Source records:
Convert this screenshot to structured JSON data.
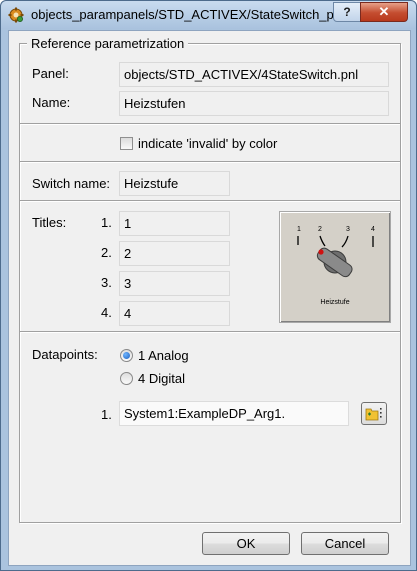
{
  "window": {
    "title": "objects_parampanels/STD_ACTIVEX/StateSwitch_para.p...",
    "help_label": "?",
    "close_label": "✕"
  },
  "group": {
    "title": "Reference parametrization",
    "panel_label": "Panel:",
    "panel_value": "objects/STD_ACTIVEX/4StateSwitch.pnl",
    "name_label": "Name:",
    "name_value": "Heizstufen"
  },
  "invalid_checkbox": {
    "label": "indicate 'invalid' by color",
    "checked": false
  },
  "switch": {
    "label": "Switch name:",
    "value": "Heizstufe"
  },
  "titles": {
    "label": "Titles:",
    "items": [
      {
        "num": "1.",
        "value": "1"
      },
      {
        "num": "2.",
        "value": "2"
      },
      {
        "num": "3.",
        "value": "3"
      },
      {
        "num": "4.",
        "value": "4"
      }
    ]
  },
  "preview": {
    "scale_labels": [
      "1",
      "2",
      "3",
      "4"
    ],
    "caption": "Heizstufe"
  },
  "datapoints": {
    "label": "Datapoints:",
    "options": [
      {
        "label": "1 Analog",
        "selected": true
      },
      {
        "label": "4 Digital",
        "selected": false
      }
    ],
    "row_num": "1.",
    "row_value": "System1:ExampleDP_Arg1."
  },
  "buttons": {
    "ok": "OK",
    "cancel": "Cancel"
  },
  "colors": {
    "accent": "#1b5fbf",
    "close": "#c44d30",
    "frame": "#aac3de"
  }
}
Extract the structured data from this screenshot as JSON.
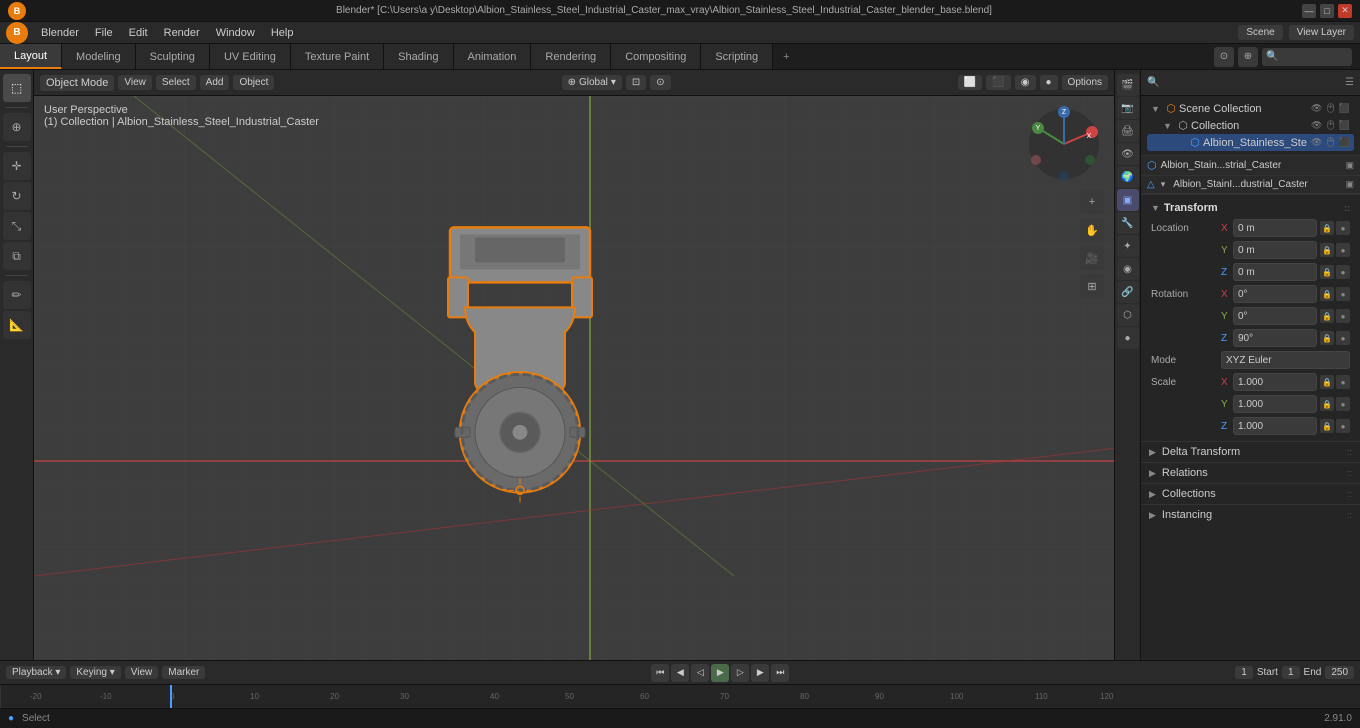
{
  "titlebar": {
    "title": "Blender* [C:\\Users\\a y\\Desktop\\Albion_Stainless_Steel_Industrial_Caster_max_vray\\Albion_Stainless_Steel_Industrial_Caster_blender_base.blend]",
    "minimize": "—",
    "maximize": "□",
    "close": "✕"
  },
  "menubar": {
    "logo": "B",
    "items": [
      "Blender",
      "File",
      "Edit",
      "Render",
      "Window",
      "Help"
    ]
  },
  "workspace_tabs": {
    "tabs": [
      "Layout",
      "Modeling",
      "Sculpting",
      "UV Editing",
      "Texture Paint",
      "Shading",
      "Animation",
      "Rendering",
      "Compositing",
      "Scripting"
    ],
    "active": "Layout",
    "add_label": "+"
  },
  "viewport_header": {
    "mode": "Object Mode",
    "view": "View",
    "select": "Select",
    "add": "Add",
    "object": "Object",
    "transform": "Global",
    "snap_icon": "⊡",
    "options": "Options"
  },
  "viewport_info": {
    "perspective": "User Perspective",
    "collection": "(1) Collection | Albion_Stainless_Steel_Industrial_Caster"
  },
  "scene_label": "Scene",
  "view_layer_label": "View Layer",
  "outliner": {
    "scene_collection": "Scene Collection",
    "collection": "Collection",
    "object_name": "Albion_Stainless_Ste"
  },
  "object_properties": {
    "object_name": "Albion_Stain...strial_Caster",
    "data_name": "Albion_StainI...dustrial_Caster",
    "transform": "Transform",
    "location": {
      "label": "Location",
      "x_label": "X",
      "y_label": "Y",
      "z_label": "Z",
      "x_val": "0 m",
      "y_val": "0 m",
      "z_val": "0 m"
    },
    "rotation": {
      "label": "Rotation",
      "x_label": "X",
      "y_label": "Y",
      "z_label": "Z",
      "x_val": "0°",
      "y_val": "0°",
      "z_val": "90°",
      "mode_label": "Mode",
      "mode_val": "XYZ Euler"
    },
    "scale": {
      "label": "Scale",
      "x_label": "X",
      "y_label": "Y",
      "z_label": "Z",
      "x_val": "1.000",
      "y_val": "1.000",
      "z_val": "1.000"
    },
    "delta_transform": "Delta Transform",
    "relations": "Relations",
    "collections": "Collections",
    "instancing": "Instancing"
  },
  "timeline": {
    "playback": "Playback",
    "keying": "Keying",
    "view": "View",
    "marker": "Marker",
    "frame_current": "1",
    "start_label": "Start",
    "start_val": "1",
    "end_label": "End",
    "end_val": "250"
  },
  "statusbar": {
    "left": "Select",
    "version": "2.91.0",
    "checkmark": "✓"
  },
  "colors": {
    "accent": "#e87d0d",
    "active_tab_bg": "#3a3a3a",
    "viewport_bg": "#3a3a3a",
    "selected_outline": "#e87d0d",
    "grid_line": "#444",
    "axis_x": "#cc3333",
    "axis_y": "#88aa44",
    "panel_bg": "#252525",
    "sidebar_bg": "#2a2a2a"
  },
  "tools": {
    "select_icon": "⬚",
    "cursor_icon": "⊕",
    "move_icon": "✛",
    "rotate_icon": "↻",
    "scale_icon": "⤡",
    "transform_icon": "⧉",
    "annotate_icon": "✏",
    "measure_icon": "📐"
  }
}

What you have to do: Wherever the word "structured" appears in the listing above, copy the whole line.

Solution to this task:
Convert this screenshot to structured JSON data.
Extract the structured data from this screenshot as JSON.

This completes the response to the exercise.